= Beginning of Section =
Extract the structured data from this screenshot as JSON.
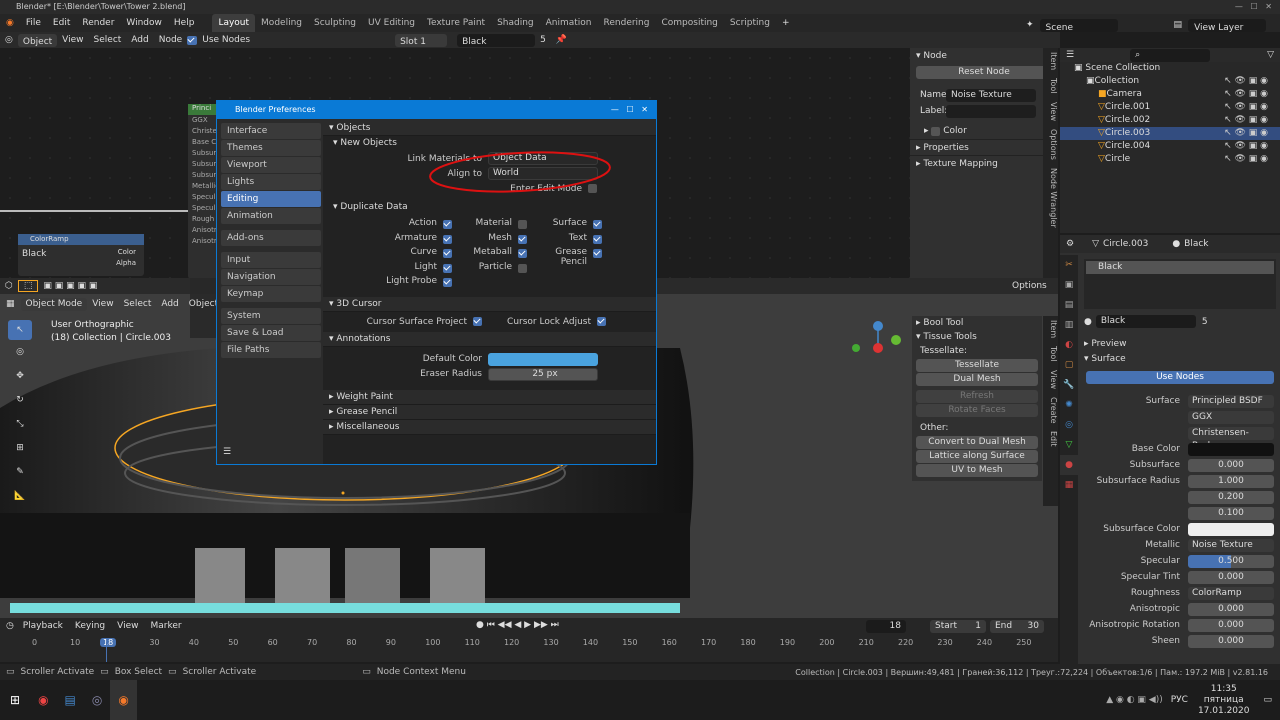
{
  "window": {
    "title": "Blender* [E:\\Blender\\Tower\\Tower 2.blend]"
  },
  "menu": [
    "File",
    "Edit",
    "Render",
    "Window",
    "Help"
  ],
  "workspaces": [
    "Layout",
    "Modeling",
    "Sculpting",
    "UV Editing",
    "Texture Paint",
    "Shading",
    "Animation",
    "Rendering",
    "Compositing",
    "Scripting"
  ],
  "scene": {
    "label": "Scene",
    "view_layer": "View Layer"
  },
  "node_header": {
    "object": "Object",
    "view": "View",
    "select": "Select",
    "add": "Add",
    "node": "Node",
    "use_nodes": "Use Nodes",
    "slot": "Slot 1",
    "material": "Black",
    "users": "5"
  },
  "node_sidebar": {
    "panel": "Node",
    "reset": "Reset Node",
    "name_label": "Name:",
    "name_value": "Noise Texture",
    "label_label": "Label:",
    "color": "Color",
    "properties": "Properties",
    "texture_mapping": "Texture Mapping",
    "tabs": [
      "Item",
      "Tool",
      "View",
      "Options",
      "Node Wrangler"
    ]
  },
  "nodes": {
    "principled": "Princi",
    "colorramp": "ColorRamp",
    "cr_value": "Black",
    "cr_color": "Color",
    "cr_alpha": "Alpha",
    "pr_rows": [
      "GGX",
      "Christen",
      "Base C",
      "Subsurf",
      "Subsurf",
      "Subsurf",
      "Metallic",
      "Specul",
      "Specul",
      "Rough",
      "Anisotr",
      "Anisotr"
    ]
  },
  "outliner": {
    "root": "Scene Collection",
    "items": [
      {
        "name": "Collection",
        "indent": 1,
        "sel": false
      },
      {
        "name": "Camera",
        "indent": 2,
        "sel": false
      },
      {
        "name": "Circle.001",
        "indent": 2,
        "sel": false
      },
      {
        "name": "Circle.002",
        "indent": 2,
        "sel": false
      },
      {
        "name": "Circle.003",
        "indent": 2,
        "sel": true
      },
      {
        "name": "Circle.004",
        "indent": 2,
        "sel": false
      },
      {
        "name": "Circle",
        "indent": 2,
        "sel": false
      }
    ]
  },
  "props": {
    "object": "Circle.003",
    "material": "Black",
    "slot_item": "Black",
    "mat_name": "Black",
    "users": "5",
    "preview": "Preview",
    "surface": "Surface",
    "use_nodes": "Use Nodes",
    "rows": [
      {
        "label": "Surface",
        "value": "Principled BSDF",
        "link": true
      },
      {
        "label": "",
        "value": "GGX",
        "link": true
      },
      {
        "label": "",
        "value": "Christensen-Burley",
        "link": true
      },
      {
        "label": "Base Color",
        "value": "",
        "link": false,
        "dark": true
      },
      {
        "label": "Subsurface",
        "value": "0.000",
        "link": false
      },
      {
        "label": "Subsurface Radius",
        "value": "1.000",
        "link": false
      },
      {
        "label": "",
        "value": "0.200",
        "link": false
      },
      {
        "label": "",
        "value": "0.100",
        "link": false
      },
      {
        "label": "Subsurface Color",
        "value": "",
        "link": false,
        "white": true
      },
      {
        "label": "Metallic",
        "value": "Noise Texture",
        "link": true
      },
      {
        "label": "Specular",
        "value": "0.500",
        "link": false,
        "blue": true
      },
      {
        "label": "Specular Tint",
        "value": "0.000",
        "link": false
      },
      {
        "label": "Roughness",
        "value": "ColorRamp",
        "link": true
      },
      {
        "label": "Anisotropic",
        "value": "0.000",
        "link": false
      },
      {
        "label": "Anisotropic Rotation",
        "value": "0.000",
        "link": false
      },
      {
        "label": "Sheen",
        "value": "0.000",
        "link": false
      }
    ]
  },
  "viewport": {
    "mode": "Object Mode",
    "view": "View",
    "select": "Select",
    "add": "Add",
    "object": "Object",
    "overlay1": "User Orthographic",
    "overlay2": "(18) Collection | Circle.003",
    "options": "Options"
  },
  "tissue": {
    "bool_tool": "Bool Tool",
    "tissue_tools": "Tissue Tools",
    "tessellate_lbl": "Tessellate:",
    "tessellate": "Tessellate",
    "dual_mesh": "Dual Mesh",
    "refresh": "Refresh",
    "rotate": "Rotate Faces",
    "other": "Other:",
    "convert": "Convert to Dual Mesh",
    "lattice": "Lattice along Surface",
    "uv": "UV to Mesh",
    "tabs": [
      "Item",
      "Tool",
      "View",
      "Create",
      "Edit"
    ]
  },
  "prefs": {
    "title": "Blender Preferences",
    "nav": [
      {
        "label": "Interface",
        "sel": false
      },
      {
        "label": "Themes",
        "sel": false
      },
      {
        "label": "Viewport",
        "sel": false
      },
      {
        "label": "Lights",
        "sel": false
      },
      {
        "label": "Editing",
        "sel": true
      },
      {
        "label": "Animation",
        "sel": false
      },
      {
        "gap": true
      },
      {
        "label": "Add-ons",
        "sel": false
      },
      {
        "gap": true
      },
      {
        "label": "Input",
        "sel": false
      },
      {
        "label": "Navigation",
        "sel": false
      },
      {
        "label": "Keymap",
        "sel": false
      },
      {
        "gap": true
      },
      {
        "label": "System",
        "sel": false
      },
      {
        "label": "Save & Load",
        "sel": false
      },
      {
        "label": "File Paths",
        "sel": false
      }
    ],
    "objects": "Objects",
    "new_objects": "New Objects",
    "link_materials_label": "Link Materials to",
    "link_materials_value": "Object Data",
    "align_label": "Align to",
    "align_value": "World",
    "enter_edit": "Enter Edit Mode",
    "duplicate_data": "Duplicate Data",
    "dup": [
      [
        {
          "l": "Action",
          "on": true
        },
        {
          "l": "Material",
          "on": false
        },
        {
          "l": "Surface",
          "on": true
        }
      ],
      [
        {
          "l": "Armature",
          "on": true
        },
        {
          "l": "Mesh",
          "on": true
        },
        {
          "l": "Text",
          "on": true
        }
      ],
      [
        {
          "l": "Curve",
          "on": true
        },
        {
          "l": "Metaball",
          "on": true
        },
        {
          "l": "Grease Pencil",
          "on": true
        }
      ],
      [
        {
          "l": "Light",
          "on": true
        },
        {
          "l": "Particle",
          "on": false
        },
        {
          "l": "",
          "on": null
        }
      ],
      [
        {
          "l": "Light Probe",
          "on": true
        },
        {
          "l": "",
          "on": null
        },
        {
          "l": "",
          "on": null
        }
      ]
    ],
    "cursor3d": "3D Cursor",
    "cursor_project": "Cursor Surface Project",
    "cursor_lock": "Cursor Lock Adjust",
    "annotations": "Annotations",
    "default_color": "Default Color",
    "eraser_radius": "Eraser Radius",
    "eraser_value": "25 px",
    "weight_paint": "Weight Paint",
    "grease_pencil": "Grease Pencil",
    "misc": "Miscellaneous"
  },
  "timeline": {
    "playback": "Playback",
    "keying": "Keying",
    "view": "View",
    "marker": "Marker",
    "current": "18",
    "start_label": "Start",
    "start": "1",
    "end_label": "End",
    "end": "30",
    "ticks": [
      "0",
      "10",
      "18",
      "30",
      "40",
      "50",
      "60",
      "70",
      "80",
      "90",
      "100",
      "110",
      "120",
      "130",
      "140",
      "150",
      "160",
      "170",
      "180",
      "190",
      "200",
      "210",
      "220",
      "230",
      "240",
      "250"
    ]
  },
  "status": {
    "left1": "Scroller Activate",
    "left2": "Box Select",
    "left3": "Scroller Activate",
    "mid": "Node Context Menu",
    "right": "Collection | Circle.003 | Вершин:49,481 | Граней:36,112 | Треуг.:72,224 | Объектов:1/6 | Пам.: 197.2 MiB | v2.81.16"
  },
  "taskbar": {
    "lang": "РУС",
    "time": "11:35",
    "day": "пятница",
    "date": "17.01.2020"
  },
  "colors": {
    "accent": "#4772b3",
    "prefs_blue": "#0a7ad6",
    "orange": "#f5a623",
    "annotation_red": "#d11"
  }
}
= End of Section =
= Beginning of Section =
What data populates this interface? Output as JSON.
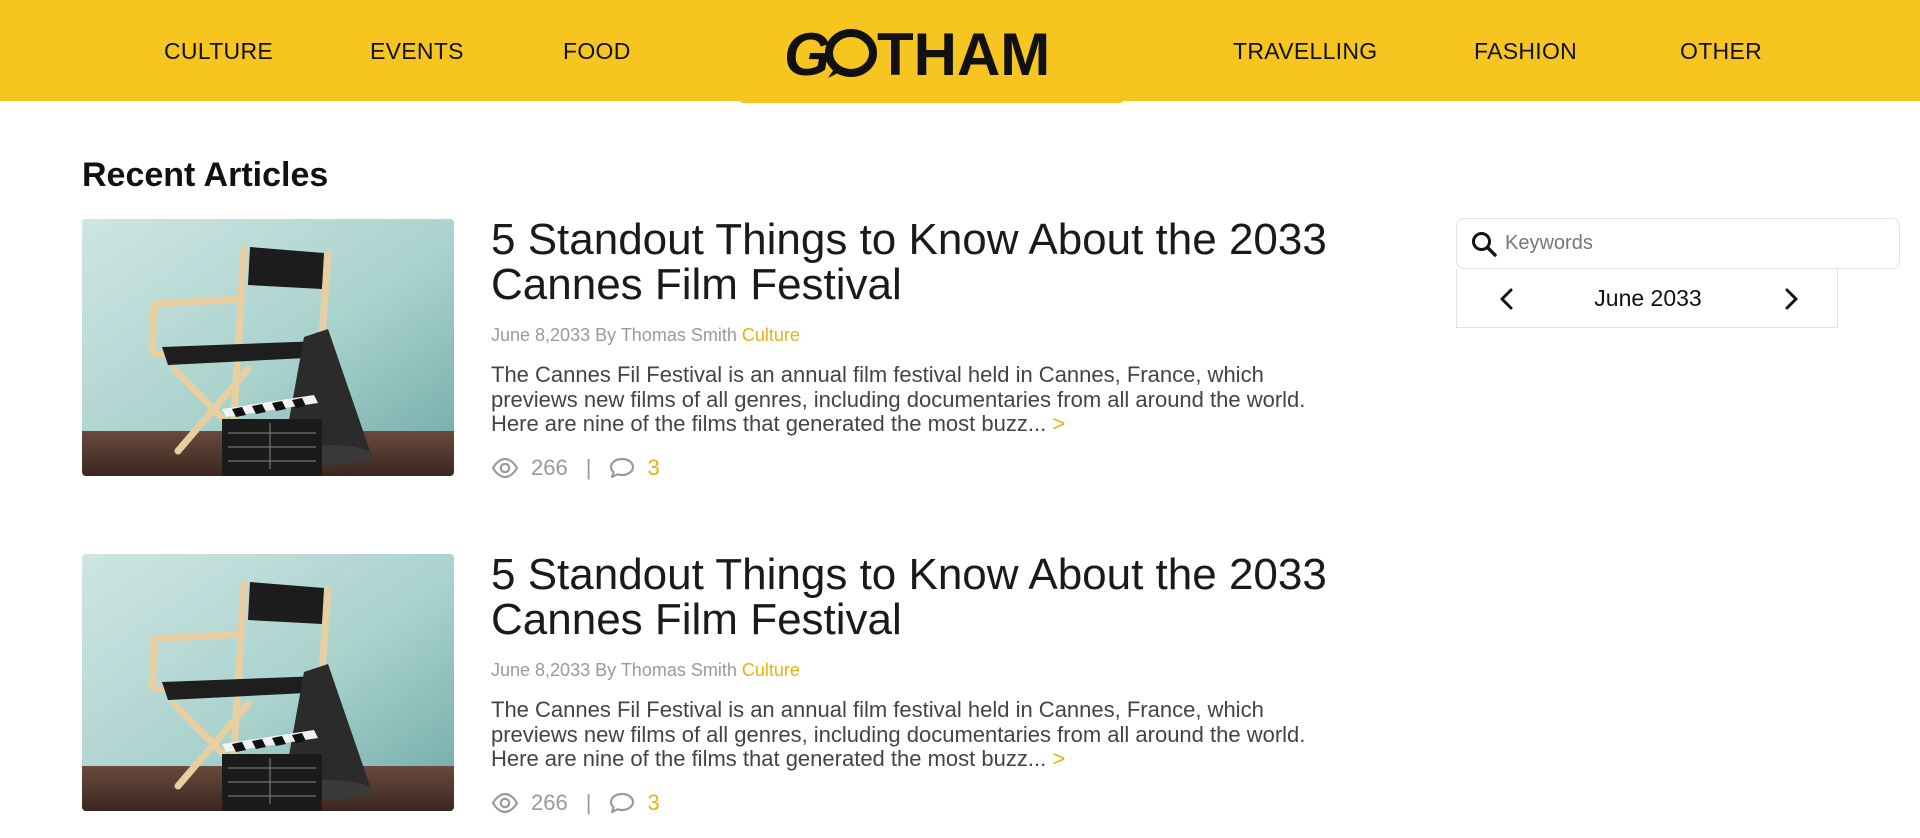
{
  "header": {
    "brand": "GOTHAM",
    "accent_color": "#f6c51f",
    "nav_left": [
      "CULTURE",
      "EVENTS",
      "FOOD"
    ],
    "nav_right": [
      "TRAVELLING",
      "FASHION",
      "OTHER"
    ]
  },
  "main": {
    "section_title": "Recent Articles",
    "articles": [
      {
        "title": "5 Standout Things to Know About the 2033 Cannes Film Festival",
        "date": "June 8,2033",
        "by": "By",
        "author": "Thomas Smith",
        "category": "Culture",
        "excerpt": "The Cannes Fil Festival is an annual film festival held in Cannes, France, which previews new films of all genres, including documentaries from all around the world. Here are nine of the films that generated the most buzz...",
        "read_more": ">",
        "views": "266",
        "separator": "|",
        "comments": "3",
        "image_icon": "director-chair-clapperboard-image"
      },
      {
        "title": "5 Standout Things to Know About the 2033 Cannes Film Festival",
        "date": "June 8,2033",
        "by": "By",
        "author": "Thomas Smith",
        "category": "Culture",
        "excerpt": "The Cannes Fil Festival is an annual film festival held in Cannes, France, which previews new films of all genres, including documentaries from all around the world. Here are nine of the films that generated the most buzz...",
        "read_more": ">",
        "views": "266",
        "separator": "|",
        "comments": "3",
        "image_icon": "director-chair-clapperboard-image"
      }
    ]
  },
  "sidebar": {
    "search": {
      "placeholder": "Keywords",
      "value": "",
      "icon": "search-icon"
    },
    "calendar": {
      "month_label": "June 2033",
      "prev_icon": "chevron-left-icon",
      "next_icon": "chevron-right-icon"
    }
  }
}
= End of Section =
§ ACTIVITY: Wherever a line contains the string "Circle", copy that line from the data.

§ WRITTEN ANSWER:
        "name": "Circle.001",
        "name": "Circle.002",
        "name": "Circle.003",
        "name": "Circle.004",
        "name": "Circle",
    "object": "Circle.003",
    "overlay2": "(18) Collection | Circle.003",
    "right": "Collection | Circle.003 | Вершин:49,481 | Граней:36,112 | Треуг.:72,224 | Объектов:1/6 | Пам.: 197.2 MiB | v2.81.16"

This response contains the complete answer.